For example: ‘If I were a rainbow ... I would arch my back; I would bring promises to sick children.’
‘If I were a walk ... I would stretch across the South Downs from Midhurst to Beachy Head; I would be a stride, a loping gait, a soft-shoe shuffle.’
‘If you were a particle of dust in the museum ... you would dance in sunbeams, before settling with others in dark, combustible corners; you would move from room to room on a feather duster; you would drift.’
It was a playful way of pinging the elastic of language, and it brought laughs and surprises. Another of the affordances of writing, perhaps?
Kirsty Sullivan, the museum’s education officer, had kindly offered us the use of the Pocohontas room, so that we could gather there, in the basement, to share and discuss.
Our writing reverberated with the language and stories of the museum.

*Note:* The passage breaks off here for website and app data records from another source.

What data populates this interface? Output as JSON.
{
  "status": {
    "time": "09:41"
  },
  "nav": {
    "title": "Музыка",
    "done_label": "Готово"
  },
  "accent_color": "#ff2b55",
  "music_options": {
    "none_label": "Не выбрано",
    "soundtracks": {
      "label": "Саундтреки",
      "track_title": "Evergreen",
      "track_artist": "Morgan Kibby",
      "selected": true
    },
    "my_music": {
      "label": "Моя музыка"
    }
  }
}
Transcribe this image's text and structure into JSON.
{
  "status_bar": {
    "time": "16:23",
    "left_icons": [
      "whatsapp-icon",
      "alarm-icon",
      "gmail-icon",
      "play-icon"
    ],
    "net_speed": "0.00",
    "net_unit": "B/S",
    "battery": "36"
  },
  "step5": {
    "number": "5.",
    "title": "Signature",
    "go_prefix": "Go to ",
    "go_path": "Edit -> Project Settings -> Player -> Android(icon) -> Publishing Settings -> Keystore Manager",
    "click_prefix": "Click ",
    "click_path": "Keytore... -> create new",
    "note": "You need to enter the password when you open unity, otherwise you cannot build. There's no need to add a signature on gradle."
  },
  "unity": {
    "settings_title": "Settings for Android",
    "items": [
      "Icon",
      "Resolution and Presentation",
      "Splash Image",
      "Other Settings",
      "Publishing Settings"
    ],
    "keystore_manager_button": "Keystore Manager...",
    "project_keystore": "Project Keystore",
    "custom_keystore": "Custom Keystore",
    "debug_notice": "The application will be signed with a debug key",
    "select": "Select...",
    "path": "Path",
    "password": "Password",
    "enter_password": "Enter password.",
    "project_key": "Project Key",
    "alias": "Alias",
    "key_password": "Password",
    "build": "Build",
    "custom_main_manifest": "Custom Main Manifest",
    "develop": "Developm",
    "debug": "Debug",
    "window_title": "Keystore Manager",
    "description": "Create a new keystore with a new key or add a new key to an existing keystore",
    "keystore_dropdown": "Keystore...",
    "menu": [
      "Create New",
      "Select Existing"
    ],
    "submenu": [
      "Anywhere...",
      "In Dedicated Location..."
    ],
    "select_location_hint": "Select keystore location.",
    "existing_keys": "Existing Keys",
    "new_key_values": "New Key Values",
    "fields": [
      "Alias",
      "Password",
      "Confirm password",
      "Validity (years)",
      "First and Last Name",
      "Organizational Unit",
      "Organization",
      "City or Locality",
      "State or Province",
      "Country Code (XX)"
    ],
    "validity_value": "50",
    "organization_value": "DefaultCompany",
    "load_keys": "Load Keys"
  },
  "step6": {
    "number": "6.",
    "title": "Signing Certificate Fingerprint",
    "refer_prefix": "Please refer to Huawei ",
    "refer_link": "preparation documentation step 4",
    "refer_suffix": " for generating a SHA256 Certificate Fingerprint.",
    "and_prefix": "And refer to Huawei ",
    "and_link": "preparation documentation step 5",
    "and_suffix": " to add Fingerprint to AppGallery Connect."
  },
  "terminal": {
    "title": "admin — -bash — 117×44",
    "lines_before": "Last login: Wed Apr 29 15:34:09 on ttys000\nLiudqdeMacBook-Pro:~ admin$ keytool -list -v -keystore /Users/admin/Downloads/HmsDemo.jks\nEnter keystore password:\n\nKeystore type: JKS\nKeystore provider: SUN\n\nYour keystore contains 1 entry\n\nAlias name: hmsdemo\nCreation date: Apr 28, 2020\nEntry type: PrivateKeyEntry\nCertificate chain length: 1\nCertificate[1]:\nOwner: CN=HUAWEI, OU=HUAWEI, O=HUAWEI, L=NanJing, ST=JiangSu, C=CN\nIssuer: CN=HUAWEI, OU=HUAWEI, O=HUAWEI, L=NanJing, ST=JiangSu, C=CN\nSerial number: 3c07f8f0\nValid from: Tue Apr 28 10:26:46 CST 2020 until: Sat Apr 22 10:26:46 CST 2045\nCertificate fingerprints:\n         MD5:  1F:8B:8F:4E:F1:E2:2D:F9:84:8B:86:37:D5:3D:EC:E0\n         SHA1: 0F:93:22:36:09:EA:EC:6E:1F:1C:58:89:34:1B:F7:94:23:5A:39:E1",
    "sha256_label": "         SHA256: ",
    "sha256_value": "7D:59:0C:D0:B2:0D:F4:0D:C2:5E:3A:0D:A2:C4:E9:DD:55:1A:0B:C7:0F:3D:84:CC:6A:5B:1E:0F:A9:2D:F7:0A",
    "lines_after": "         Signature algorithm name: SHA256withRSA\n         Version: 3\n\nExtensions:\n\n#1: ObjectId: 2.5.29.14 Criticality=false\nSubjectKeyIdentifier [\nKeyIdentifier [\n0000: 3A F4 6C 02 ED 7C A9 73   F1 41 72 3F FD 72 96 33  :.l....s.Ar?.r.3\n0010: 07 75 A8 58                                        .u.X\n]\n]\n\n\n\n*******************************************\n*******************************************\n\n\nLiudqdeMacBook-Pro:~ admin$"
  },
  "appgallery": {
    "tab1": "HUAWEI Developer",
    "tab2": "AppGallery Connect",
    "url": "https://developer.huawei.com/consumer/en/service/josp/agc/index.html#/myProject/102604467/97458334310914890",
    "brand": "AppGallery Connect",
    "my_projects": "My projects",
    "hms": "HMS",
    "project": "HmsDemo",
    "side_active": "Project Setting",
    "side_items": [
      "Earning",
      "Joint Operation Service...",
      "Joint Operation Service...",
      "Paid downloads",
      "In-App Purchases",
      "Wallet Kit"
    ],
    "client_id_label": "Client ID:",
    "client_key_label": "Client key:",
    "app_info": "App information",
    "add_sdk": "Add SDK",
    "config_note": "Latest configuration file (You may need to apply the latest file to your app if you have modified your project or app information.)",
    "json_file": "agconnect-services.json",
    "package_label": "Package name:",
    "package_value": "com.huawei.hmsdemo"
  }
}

The contents of its warehouse were re-purposed, and we even heard echoes of our earlier writing exercise.
- There was a sinister story of potions and poisons, with a magical list of teas – Lapsang Souchong, Orange Pekoe, Formosa Oolong, Assam, Darjeeling, Qilan – drawn from the emporium upstairs.
- There was speculation about excavated remains found during the Crossrail tunnelling (a separate and fascinating exhibition) ‘ 30 skulls found in a ditch, worn by shifting tides’.
- There was a fantasy about a Yoruba king, ‘moulded and cast in bronze – eyes that once saw’.
- There was tragedy preserved in the 1898 footage of the launch of the battleship, HMS Albion when innocent spectators washed off a bridge by the bow-wave. Death on a bridge.
We shuddered at how the past repeats itself like a loop of film. But writing together - really joined-up writing - allows us to process these things symbolically.